+++ Records provided
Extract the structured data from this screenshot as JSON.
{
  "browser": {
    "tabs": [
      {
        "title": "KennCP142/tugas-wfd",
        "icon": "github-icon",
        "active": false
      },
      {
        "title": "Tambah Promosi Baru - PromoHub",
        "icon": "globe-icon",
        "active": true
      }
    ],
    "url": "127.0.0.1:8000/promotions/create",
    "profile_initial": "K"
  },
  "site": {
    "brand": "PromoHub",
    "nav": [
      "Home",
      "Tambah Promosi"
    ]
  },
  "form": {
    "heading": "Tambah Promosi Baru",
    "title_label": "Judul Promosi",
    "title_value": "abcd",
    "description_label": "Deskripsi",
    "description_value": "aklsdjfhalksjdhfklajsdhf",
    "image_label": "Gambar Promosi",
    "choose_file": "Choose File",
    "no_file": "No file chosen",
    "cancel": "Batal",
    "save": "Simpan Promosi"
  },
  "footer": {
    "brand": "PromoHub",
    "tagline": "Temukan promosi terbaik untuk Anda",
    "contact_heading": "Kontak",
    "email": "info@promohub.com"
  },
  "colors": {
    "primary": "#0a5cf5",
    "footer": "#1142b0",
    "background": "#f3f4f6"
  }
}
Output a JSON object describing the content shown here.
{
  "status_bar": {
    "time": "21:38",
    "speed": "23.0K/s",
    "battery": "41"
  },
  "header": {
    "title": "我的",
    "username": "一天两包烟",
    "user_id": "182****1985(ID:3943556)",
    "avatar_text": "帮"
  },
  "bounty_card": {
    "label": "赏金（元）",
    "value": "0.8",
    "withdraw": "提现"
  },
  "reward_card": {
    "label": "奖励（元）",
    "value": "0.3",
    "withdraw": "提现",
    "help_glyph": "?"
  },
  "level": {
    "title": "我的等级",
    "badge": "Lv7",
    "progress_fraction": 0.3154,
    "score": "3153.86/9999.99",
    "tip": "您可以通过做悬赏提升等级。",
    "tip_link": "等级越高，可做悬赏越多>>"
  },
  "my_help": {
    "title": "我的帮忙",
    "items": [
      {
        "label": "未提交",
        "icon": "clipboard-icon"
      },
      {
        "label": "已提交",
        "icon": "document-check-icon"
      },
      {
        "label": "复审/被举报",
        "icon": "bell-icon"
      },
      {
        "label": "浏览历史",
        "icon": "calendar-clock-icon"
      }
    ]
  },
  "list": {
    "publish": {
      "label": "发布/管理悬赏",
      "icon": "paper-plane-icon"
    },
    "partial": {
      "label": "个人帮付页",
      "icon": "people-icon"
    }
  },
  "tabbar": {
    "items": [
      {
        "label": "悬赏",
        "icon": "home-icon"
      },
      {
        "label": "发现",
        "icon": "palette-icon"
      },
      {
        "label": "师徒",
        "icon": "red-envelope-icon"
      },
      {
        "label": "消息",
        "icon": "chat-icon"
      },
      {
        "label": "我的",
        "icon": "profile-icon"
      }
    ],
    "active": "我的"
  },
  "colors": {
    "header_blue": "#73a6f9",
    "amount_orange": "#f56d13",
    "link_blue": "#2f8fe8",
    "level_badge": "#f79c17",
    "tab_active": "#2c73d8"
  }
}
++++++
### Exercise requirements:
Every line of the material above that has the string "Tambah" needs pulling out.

### Written reply:
        "title": "Tambah Promosi Baru - PromoHub",
      "Tambah Promosi"
    "heading": "Tambah Promosi Baru",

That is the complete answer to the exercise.